Iraqi labour movement makes global debut with tough task ahead
Asia – AFP Thu, Dec 09, 2004
By Shingo Ito
BUILDING A GLOBAL UNION MOVEMENT FOR THE FUTURE
MIYAZAKI , JAPAN
5 – 10 DECEMBER 2004
INTERNATIONAL CONFEDERATION OF FREE TRADE UNIONS
Iraqi labour unions making their global debut at a conference in Japan are seeking tips on how to make workers aware of rights suppressed for years by Saddam Hussein.
Five trade union leaders from Iraq attended the 18th World Congress of the International Confederation of Free Trade Unions, which began on Sunday in the south-western resort city of Miyazaki.
It was the first-ever appearance of Iraqi organised labour at a congress of ICFTU, which meets every four years. Saddam allowed only a government-run union and persecuted the underground labour movement.
Since the collapse of the regime, at least 10 independent trade unions have been set up in Iraq.
“Now, we are working very hard to establish a democratic trade union to bring together all Iraqis no matter what their background, ethnicity and religions are,” said Hadi Salih, international secretary of the Iraqi Federation of Trade Unions, based in Baghdad.
The 56-year-old former printing worker, a founding member when the IFTU was formed in May last year, was sentenced to death in 1969 for his labour activism.
After five years in jail, Mr Salih escaped the gallows when his sentence was commuted. He became a political refugee in Sweden but rushed back to Baghdad shortly after the war began in a bid to rekindle the labour movement.

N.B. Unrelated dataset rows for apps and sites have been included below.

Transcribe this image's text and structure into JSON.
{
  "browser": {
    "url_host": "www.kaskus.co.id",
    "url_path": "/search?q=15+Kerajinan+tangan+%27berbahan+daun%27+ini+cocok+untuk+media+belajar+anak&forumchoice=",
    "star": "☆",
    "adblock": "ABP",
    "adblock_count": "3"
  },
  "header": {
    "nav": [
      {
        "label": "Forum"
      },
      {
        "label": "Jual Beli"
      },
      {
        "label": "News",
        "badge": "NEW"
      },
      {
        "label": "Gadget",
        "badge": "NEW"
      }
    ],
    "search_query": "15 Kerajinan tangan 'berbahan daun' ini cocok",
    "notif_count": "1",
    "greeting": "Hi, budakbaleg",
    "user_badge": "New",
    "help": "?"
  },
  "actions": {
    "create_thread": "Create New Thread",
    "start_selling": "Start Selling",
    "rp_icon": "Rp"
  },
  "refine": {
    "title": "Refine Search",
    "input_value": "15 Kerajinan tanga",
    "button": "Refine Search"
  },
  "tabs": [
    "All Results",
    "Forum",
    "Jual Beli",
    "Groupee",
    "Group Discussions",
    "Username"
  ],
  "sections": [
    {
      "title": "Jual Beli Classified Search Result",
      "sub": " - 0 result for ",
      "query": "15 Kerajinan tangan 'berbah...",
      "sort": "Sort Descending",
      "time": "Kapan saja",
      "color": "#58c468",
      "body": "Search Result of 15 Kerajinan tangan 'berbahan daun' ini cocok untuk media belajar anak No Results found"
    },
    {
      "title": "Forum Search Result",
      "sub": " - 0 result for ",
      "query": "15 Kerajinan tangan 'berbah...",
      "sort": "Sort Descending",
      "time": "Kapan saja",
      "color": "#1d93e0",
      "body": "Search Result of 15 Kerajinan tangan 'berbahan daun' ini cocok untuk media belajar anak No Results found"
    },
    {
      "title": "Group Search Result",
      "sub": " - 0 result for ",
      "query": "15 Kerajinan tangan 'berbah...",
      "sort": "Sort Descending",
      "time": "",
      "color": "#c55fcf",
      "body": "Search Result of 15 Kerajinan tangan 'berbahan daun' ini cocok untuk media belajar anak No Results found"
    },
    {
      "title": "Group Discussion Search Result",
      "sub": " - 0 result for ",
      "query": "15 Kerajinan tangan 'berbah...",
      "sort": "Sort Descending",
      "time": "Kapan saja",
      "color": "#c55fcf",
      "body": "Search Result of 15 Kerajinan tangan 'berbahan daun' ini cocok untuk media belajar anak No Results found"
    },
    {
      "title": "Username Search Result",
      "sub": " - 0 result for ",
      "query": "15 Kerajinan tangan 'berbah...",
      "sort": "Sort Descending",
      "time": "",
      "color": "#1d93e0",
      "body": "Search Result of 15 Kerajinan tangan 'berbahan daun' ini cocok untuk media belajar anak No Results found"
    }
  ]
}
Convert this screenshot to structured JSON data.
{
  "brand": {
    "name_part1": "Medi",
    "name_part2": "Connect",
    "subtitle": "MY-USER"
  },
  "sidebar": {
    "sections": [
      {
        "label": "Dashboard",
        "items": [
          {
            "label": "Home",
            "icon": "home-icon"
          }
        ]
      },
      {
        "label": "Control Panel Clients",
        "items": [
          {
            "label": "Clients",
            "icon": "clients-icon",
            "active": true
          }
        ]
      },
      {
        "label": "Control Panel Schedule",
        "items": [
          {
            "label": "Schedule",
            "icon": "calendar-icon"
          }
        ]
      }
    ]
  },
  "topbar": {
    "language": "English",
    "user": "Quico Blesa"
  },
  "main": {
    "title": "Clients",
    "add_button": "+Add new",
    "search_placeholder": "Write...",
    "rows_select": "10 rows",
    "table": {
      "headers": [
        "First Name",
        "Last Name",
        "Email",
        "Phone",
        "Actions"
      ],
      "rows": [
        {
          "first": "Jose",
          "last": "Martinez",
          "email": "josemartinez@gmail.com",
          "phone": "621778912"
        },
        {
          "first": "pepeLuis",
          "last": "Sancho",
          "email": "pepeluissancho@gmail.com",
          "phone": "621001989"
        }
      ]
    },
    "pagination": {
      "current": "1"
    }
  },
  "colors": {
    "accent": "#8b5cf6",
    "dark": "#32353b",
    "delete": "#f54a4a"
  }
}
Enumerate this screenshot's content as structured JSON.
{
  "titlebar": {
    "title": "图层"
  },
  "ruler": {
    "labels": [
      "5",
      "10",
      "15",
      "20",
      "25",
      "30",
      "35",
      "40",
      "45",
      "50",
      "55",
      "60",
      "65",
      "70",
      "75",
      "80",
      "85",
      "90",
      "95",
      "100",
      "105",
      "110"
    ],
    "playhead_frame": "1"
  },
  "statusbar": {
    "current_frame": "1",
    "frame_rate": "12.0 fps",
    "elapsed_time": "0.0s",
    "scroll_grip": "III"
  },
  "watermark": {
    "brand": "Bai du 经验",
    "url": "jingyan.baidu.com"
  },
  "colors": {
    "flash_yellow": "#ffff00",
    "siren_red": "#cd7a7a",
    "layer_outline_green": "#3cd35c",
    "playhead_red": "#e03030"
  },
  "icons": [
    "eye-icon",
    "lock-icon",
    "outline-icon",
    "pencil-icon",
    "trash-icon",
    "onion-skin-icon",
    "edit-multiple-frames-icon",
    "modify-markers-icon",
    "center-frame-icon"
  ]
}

“The biggest struggle at this time is to educate members and leaders on real, democratic work and the nature of trade unions,” said Mr Salih, whose union has about 300,000 members in the sectors of transportation, printing, construction, oil, electricity, railways and food production.
“We are definitely interested in global support for labour education and training of members and leaders because real trade union work was absent in Iraq for the past 35 years,” he said.
Mon Dec 6, 3:50 AM ET – Hadi Salih, international secretary of the Iraqi Federation of Trade Unions, speaks to a reporter at the 18th World Congress of the International Confederation of Free Trade Unions (ICFTU). It was the first appearance of Iraqi organised labour at an ICFTU congress(AFP/Shingo Ito)
Jutiar Noori Abdulla, a former carpenter who is president of the Iraqi Kurdistan Workers Syndicate Union, said:
“Independent trade unions can only grow in a land of democracy and in open atmosphere, not in a closed society.” His union has 235,000 members, a third of them women.
Abdulla said his participation at the conference in Japan was a big step but the Iraqi labour movement needed time.
“It’s a good beginning. But it’s a long road,” Abdulla said with a sigh.
The ICFTU has already sent a mission to Baghdad to observe labour conditions and activities of the newly-born trade unions, while inviting union leaders to Jordan for a training programme.
“We are laying foundations for the future,” ICFTU general secretary Guy Ryder told a news conference.
“When some type of normality returns to Iraq in security and economic terms, we hope that from the foundations, we can build lasting and strong trade unions,” Ryder said.
Iraqi unions are also faced with other problems such as low funding and sour relations with authorities, including US forces.
“We are beginning procedures in collecting dues from our members, but of course it’s very difficult,” Salih said.
He said Iraqi and US forces arrested eight members of his union last year for staging a peaceful rally against the occupation.
“War does not serve the people of Iraq. Occupation doesn’t help democracy,” Salih said.
Salih voiced optimism that the labour movement in Iraq could play a role as it did in Japan, where trade unions were key in the country’s stunning economic comeback after the devastation of war.
“The labour movement in Japan has been fighting for the future of Japan ever since the end of World War II, and they are living this future today and tomorrow,” he said.
“If they can do it, we can too,” he said. “There is no reason why we can’t fight for the future of Iraq. That’s why I am enthusiastic.”